The book, Five Dysfunctions of a Team by Patrick Lencioni, presents a model of a pyramid where each level builds on the other. At the base of the model is trust. Without trust in a team, nothing else can exist. The team must trust one another and be prepared to be vulnerable. This involves openness about what you might be good at and areas where you struggle. You are trusting others on your team to help you where needed and doing the same for them where they need it. You essentially have each other’s backs.
Once trust is established, the second tier can be overcome which is the Fear of Conflict. Conflict is healthy, but too many people misunderstand what conflict actually is and regard it as a fight or a series of personal attacks. Whilst that is still conflict, it is not a healthy conflict. Teams should engage in healthy conflict. If you take the emotion out of conflict, it really boils down to a difference of views. In relationships, healthy conflict is when the right to hold a different view is accepted and respected. Trust exists to the level that allows those holding differing views to discuss them in a respectful manner.
Figure 2: Lencioni’s Conflict Continuum
For a team to perform to its highest level, conflict is not only acceptable, but it is also necessary. Without conflict, the truth may not be found. Without conflict, commitment may be lacking.
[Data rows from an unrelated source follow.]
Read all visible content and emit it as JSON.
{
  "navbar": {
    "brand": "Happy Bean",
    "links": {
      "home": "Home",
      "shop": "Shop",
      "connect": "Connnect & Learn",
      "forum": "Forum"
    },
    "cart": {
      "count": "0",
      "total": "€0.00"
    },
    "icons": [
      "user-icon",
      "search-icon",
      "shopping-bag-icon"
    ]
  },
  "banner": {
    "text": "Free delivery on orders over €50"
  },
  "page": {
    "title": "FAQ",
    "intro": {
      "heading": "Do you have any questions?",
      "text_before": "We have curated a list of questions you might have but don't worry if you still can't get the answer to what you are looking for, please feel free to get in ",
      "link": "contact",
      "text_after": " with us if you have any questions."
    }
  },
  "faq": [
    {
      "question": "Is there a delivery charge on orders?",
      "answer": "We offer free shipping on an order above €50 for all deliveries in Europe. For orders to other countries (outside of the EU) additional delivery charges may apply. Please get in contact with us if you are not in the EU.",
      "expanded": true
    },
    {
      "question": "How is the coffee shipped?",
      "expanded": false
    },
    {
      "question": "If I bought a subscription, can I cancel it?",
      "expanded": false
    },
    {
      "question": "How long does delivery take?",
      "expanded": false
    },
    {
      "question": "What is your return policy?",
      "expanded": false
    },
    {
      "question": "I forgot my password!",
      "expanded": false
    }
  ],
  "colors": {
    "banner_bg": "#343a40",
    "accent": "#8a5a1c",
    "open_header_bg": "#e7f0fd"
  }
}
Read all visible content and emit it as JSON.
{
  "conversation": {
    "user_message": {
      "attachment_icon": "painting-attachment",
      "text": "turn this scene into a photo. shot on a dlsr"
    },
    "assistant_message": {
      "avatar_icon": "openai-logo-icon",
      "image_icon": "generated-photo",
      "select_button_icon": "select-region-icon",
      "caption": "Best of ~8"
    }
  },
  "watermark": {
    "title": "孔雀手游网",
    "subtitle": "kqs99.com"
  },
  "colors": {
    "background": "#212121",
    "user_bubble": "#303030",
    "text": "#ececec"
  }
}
Lack of commitment is the third level on the pyramid. Everyone on the team needs to commit to the goal or outcome. Those who haven’t committed will not share the passion of those who have. Such division will be noticeable to the whole team. Commitment comes when everyone is committed to the truth established and the goal of the team. This cannot occur without a degree of conflict. Everyone then has some “skin in the game” and commits to the project.
If commitment is missing, then the fourth level of the pyramid comes into play which is accountability. If team members have not engaged in healthy conflict to come to a common agreement of truth on a project, then there will be no commitment from some of the team members. Consequently, those who have disagreed with the agreed truth of the project will not be prepared to be held accountable because they didn’t agree in the first place.
When the team is working as one they will be prepared to challenge one another regarding the tasks they have committed to complete. If the team feels open and trusting enough to do this, then help can be offered where needed to team members. Using skills from healthy conflict where people are not attacked personally, team members can be asked about their performance and their struggles. Support strengthens trust and the team as a working unit.
If team members are not holding one another accountable, then the final dysfunction in the pyramid comes into play which is inattention to results. The results the team should be focused on are the goals and outcomes of the project. Without accountability, team members can reflect on their own results perhaps, but not those of the team. Team members can take an attitude of “I have achieved my goals” rather than “We have achieved our goal”. Teams are about collective results, not individual achievements.
So in summary, teams need to build trust so they can engage in healthy conflict. It is worth considering if trust is lacking, then is the team suffering from a toxic culture? In turn, this will lead to being committed to the goals and outcomes of the team which in turn leads to holding each team member accountable for their performance. This finally allows the focus on achieving the results and outcomes decided upon by the team in the first instance.
Review the images in this post. Is your team high performing or dysfunctional? If it’s dysfunctional, at what level is it failing and what can you do to address these issues? Don’t ever be afraid to go back to base one of Trust as it is the foundation upon which all great teams are built.